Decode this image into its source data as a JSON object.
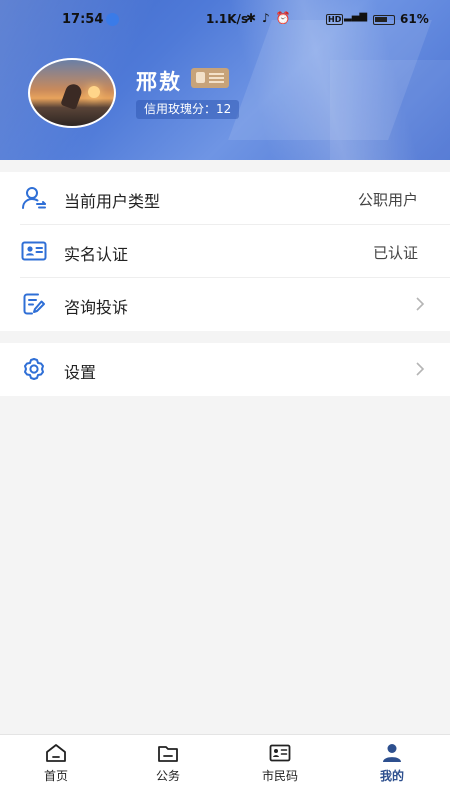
{
  "status_bar": {
    "time": "17:54",
    "speed": "1.1K/s",
    "network_badge": "HD",
    "battery": "61%"
  },
  "profile": {
    "name": "邢敖",
    "credit": "信用玫瑰分：12"
  },
  "menu": [
    {
      "label": "当前用户类型",
      "value": "公职用户",
      "icon": "user-type-icon"
    },
    {
      "label": "实名认证",
      "value": "已认证",
      "icon": "id-card-icon"
    },
    {
      "label": "咨询投诉",
      "value": "",
      "icon": "edit-document-icon"
    }
  ],
  "settings": {
    "label": "设置",
    "icon": "gear-icon"
  },
  "tabbar": [
    {
      "label": "首页",
      "icon": "home-icon"
    },
    {
      "label": "公务",
      "icon": "folder-icon"
    },
    {
      "label": "市民码",
      "icon": "citizen-card-icon"
    },
    {
      "label": "我的",
      "icon": "person-icon",
      "active": true
    }
  ],
  "colors": {
    "accent": "#2f6fd6",
    "header": "#4a72d2",
    "active_tab": "#2d4f8e"
  }
}
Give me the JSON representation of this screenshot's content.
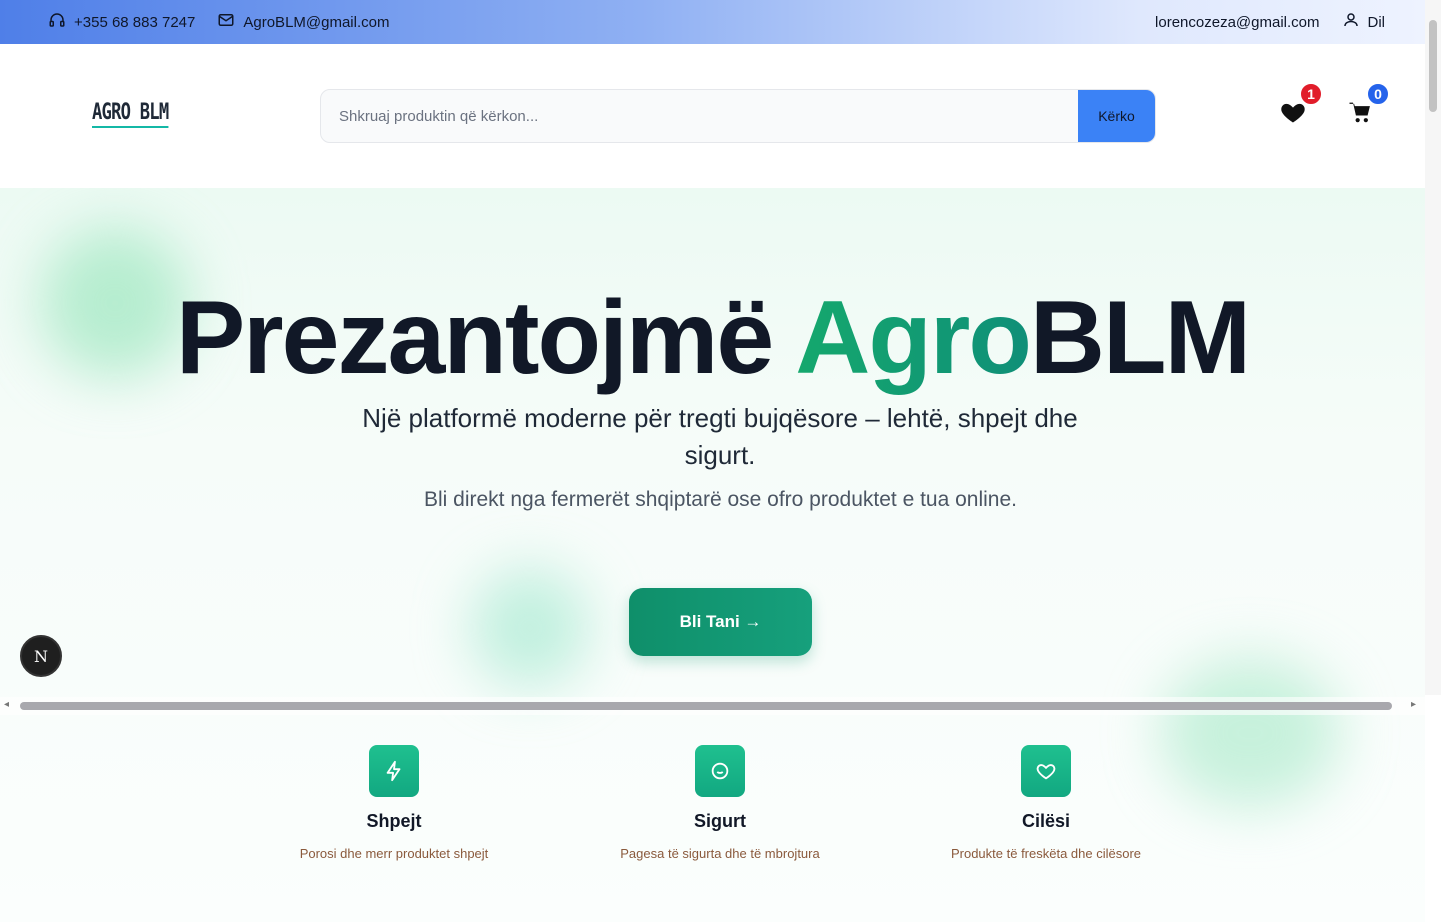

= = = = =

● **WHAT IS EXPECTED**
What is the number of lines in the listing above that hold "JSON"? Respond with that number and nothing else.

● **TASK OUTPUT**
2